Task requirements. Which lines in the data below contain the word "JSON"? Copy each of them.

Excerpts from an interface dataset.
◆ ◆ ◆

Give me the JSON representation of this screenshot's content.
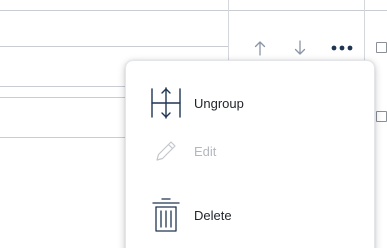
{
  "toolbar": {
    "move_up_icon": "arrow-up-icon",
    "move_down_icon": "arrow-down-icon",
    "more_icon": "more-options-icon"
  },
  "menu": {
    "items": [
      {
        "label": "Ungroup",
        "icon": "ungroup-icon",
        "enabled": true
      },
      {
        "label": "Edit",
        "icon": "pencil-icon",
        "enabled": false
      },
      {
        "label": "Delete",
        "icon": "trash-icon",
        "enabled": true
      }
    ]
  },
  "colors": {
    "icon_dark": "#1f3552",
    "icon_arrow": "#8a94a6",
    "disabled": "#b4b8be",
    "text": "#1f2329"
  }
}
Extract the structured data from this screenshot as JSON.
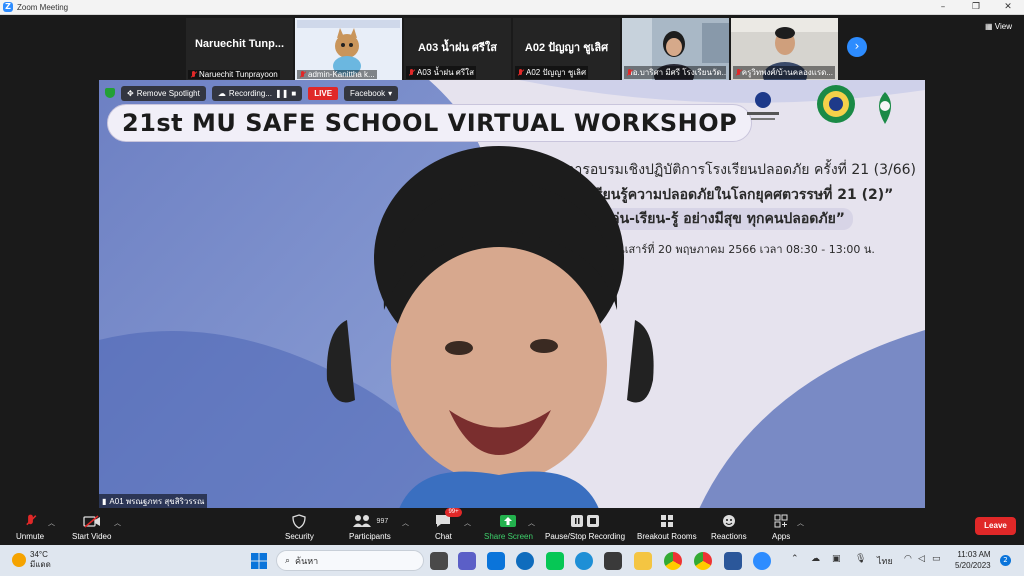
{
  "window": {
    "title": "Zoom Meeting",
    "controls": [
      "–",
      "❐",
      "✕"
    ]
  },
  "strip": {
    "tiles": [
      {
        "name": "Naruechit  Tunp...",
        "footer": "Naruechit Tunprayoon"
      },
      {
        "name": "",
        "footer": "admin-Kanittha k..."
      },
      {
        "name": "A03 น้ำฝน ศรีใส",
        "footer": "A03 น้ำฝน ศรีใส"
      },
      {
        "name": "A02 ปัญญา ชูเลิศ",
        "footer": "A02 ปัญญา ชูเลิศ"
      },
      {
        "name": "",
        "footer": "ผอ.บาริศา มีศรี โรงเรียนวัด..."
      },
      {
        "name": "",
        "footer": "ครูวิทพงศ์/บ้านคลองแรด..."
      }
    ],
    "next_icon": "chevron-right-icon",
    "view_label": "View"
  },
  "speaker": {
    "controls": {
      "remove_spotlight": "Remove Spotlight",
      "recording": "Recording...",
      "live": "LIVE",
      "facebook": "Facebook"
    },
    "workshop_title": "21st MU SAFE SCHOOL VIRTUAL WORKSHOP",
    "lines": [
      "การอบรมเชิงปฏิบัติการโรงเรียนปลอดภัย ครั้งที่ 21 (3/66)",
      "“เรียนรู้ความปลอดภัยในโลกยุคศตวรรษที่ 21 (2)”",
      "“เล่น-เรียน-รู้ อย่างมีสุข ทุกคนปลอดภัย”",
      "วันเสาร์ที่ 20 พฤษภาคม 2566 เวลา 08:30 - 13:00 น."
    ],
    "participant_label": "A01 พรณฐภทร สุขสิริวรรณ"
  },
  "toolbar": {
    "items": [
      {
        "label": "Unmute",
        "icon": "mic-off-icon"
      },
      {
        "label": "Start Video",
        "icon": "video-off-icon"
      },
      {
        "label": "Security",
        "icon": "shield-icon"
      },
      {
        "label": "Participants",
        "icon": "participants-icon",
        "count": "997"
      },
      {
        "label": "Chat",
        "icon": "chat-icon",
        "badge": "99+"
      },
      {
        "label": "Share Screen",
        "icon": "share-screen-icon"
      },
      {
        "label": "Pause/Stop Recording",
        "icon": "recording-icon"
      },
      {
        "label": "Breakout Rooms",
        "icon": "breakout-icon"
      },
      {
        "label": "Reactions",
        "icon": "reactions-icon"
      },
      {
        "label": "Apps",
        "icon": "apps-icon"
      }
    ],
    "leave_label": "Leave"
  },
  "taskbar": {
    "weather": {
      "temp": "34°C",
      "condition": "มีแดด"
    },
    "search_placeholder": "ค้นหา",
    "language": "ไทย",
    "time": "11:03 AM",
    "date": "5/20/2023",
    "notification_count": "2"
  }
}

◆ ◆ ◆

Output of the exercise.
Give me the JSON representation of this screenshot's content.
Extract the structured data from this screenshot as JSON.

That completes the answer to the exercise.